Let me start with the basics. iPhone X borrows from functionality and features found elsewhere. Unlike competitors, Apple does them better. Go back to the Mac. Xerox had a mouse and point and click first. Retail stores? Everybody had them and shuttered them before Apple figured out how to do it right.
Remember the portable media players of the last century? Yes, people did carry a CD player and a stack of CDs to listen to music before Apple came along with the little hard disk drive that could– iPod. Then along came the smartphone revolution and the iPod was threatened by a new device. Years late to the party, Apple’s iPhone defined the entire generation of devices. Tablets? They were around for years and nobody used them. Today, Apple has about 300-million iPad customers.
With all the basic parts of iPhone X already in smartphones on the market, why didn’t another company build a device a few years ago that works as well as Apple’s latest and greatest?
Micro-bezel displays? Samsung, Xiaomi, even Sharp had them years before iPhone X. Fingerprint scanner? Many others had them first. Apple made it work in Touch ID. Facial recognition? Samsung has it and an iris scanner to boot and a simple photograph can fool it. Face ID on iPhone X sets the new standard and a higher bar. Wireless charging? It’s been around for years. Dual rear cameras? Others have been there and done that but Apple made it work better.
One could argue that only Apple could build the first point and click PC for the masses. Only Apple could build a portable music player. Only Apple could build an online music store that people would use. Only Apple could build retail stores that work. Only Apple could build a smartphone, a tablet, a smartwatch– and make them all not only work better than competitors, but better together within an integrated ecosystem.
Look backwards in technology for 30 years and you’ll find a veritable graveyard of bullet point features and functions from Apple’s competitors which Apple did better and does better.
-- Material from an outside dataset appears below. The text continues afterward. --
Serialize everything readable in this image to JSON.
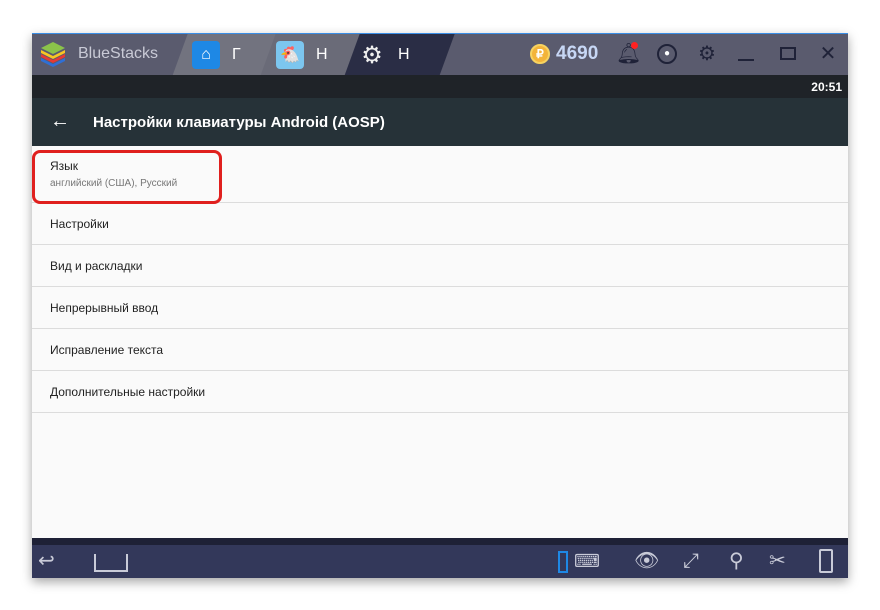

Wait. What about Siri?
You’ll read that Amazon’s Echo and Alexis combo have won the day, trampling Siri underfoot in the marketplace for talking and listening gadgets. Really? Siri has improved steadily since iPhone 4 and with iOS 11 is easier to use and understand. Siri exists on over 1-billion mobile devices. What about Echo and Alexis? Amazon won’t say so it’s likely not a number to be proud of.
Out Of Sight
It isn’t as if what Apple does is a secret. Apple plays in plain sight, cobbles together features and functions that are visible and available elsewhere (but not always in the same package).
Apple Stores? Microsoft copied them but loses money on each one. Siri? Everyone has a copycat but which one gets used the most? Tablets? Apple is just showing off with iPad Pro. Smartphones? You’ll be among the fortunate to get one in 2017. Macs? What do all good Windows-based PCs and Chromebooks look like?
It’s not just a list of bullet point features, but it’s how Apple integrates technology into the ecosystem. The company’s Services revenue and profits exceed the Mac and iPad and could be a Fortune 100 company on its own. Who else does that?
Samsung sells a few nice Galaxy-whatever smartphones but ask someone who owns the latest to show you how well the iris scanner or face recognition works (if they know how to use it at all).
Apple’s entire history as a technology company is wrapped up in iPhone X, arguably the best product it has ever produced. Why didn’t Samsung do with the Galaxy-whatever that Apple did? Why didn’t Microsoft build a smartphone that customers want to use?
That’s what Apple does. It builds products customers want to buy and want to use.